Winged termites are poor fliers, and their wings tend to break off during the mating process. When the swarmers are ready to mate, they pair up and run quickly across the ground. They then drop their wings and search for a place to build a nest. After they find a suitable location, they settle down and begin to feed on the wooden structure of their new home.
The wings of a termite are elongated and translucent. They have a pointed tip called the apex and a thicker, hardened front edge known as the costa. The wings are supported by the costa, which helps to stiffen them. The wing tips have raised veins that help to stiffen the wing, making it less susceptible to bending or folding during flight.
They are a sign of a termite infestation
While most termites live underground, some have wings and swarm in search of new colonies to start. This swarming is an important indicator that a termite infestation has become mature. It can also be a warning sign that the infestation is growing. This is especially true if the swarmers are seen near windowsills or door frames. Winged termites move in similar patterns as flying ants, so it can be difficult to tell them apart at first glance. If you see a swarm of bugs with wings in your home, it is important to call a termite control professional right away.
Unlike ants, termite swarmers don’t bite or sting. However, they can cause significant damage to your property once they land and begin searching for food. This is why spotting a swarm of winged termites in your home is such a serious concern. If left untreated, termites can destroy wood inside and outside your home, causing severe structural damage.
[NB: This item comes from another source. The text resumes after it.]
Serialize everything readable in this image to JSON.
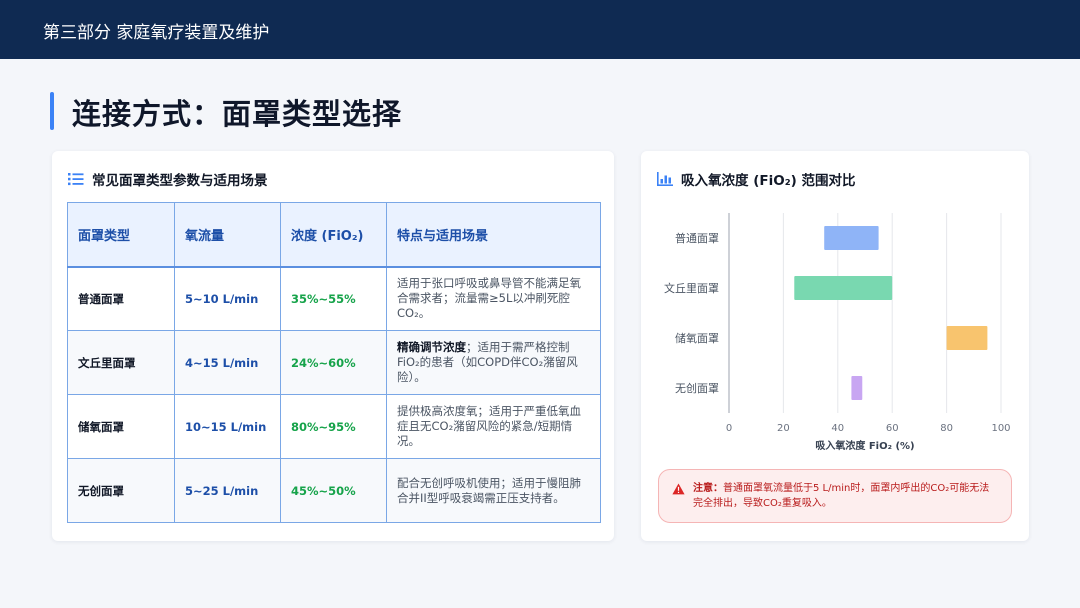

When a termite colony becomes overcrowded, the females will produce a swarm of reproductive termites, or “alates.” These termites will leave the nest to mate and start a new colony. During this process, the alates will shed their wings so that they can fly to find a place to establish a new colony. Once the swarmers have found a suitable location, they will lose their wings and become proper “Kings” or “Queens.”
The swarms of termites that you see in your home are the reproductive alates from other termite colonies. These alates are attracted to wood and will swarm over old tree stumps, landscape timbers, untreated mulch, and other sources of wood around your home. The swarmers will also be attracted to any moisture in the surrounding soil. This is why it’s important to keep wood away from your house.
In addition to swarmers, look for piles of discarded wings near doors and windowsills, damaged wood in and around the home, and mud tubes. During a termite inspection, an exterminator will check for these signs and look for more evidence of the infestation in key construction joints, mud tubes, and wood damage.